**Provided information:**
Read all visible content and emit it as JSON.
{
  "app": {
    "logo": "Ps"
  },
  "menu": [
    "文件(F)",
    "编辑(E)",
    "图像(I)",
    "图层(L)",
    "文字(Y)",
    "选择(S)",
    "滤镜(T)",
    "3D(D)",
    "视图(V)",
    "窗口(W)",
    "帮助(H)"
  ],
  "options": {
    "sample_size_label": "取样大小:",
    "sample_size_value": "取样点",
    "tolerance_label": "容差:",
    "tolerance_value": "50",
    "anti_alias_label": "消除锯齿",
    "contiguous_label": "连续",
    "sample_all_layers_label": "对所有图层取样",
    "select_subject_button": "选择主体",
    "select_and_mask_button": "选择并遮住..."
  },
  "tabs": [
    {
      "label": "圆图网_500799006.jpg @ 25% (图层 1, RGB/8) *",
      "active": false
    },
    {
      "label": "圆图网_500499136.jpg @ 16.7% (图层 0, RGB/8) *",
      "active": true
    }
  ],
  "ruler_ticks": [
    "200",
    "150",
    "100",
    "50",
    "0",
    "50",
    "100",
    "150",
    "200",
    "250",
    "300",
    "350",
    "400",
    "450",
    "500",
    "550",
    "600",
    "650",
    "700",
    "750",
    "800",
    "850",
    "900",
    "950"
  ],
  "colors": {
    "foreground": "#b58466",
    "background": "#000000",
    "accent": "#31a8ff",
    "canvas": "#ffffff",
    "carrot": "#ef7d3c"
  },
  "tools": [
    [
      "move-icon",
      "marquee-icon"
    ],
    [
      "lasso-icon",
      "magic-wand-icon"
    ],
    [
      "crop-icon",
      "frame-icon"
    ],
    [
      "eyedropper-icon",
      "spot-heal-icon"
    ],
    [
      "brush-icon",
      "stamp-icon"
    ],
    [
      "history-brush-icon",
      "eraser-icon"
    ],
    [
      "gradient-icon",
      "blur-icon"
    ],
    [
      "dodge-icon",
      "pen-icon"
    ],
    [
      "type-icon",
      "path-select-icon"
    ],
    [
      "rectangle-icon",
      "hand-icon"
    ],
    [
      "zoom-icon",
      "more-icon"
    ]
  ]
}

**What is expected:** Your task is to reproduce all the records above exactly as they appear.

**Response area:**
Read all visible content and emit it as JSON.
{
  "app": {
    "logo": "Ps"
  },
  "menu": [
    "文件(F)",
    "编辑(E)",
    "图像(I)",
    "图层(L)",
    "文字(Y)",
    "选择(S)",
    "滤镜(T)",
    "3D(D)",
    "视图(V)",
    "窗口(W)",
    "帮助(H)"
  ],
  "options": {
    "sample_size_label": "取样大小:",
    "sample_size_value": "取样点",
    "tolerance_label": "容差:",
    "tolerance_value": "50",
    "anti_alias_label": "消除锯齿",
    "contiguous_label": "连续",
    "sample_all_layers_label": "对所有图层取样",
    "select_subject_button": "选择主体",
    "select_and_mask_button": "选择并遮住..."
  },
  "tabs": [
    {
      "label": "圆图网_500799006.jpg @ 25% (图层 1, RGB/8) *",
      "active": false
    },
    {
      "label": "圆图网_500499136.jpg @ 16.7% (图层 0, RGB/8) *",
      "active": true
    }
  ],
  "ruler_ticks": [
    "200",
    "150",
    "100",
    "50",
    "0",
    "50",
    "100",
    "150",
    "200",
    "250",
    "300",
    "350",
    "400",
    "450",
    "500",
    "550",
    "600",
    "650",
    "700",
    "750",
    "800",
    "850",
    "900",
    "950"
  ],
  "colors": {
    "foreground": "#b58466",
    "background": "#000000",
    "accent": "#31a8ff",
    "canvas": "#ffffff",
    "carrot": "#ef7d3c"
  },
  "tools": [
    [
      "move-icon",
      "marquee-icon"
    ],
    [
      "lasso-icon",
      "magic-wand-icon"
    ],
    [
      "crop-icon",
      "frame-icon"
    ],
    [
      "eyedropper-icon",
      "spot-heal-icon"
    ],
    [
      "brush-icon",
      "stamp-icon"
    ],
    [
      "history-brush-icon",
      "eraser-icon"
    ],
    [
      "gradient-icon",
      "blur-icon"
    ],
    [
      "dodge-icon",
      "pen-icon"
    ],
    [
      "type-icon",
      "path-select-icon"
    ],
    [
      "rectangle-icon",
      "hand-icon"
    ],
    [
      "zoom-icon",
      "more-icon"
    ]
  ]
}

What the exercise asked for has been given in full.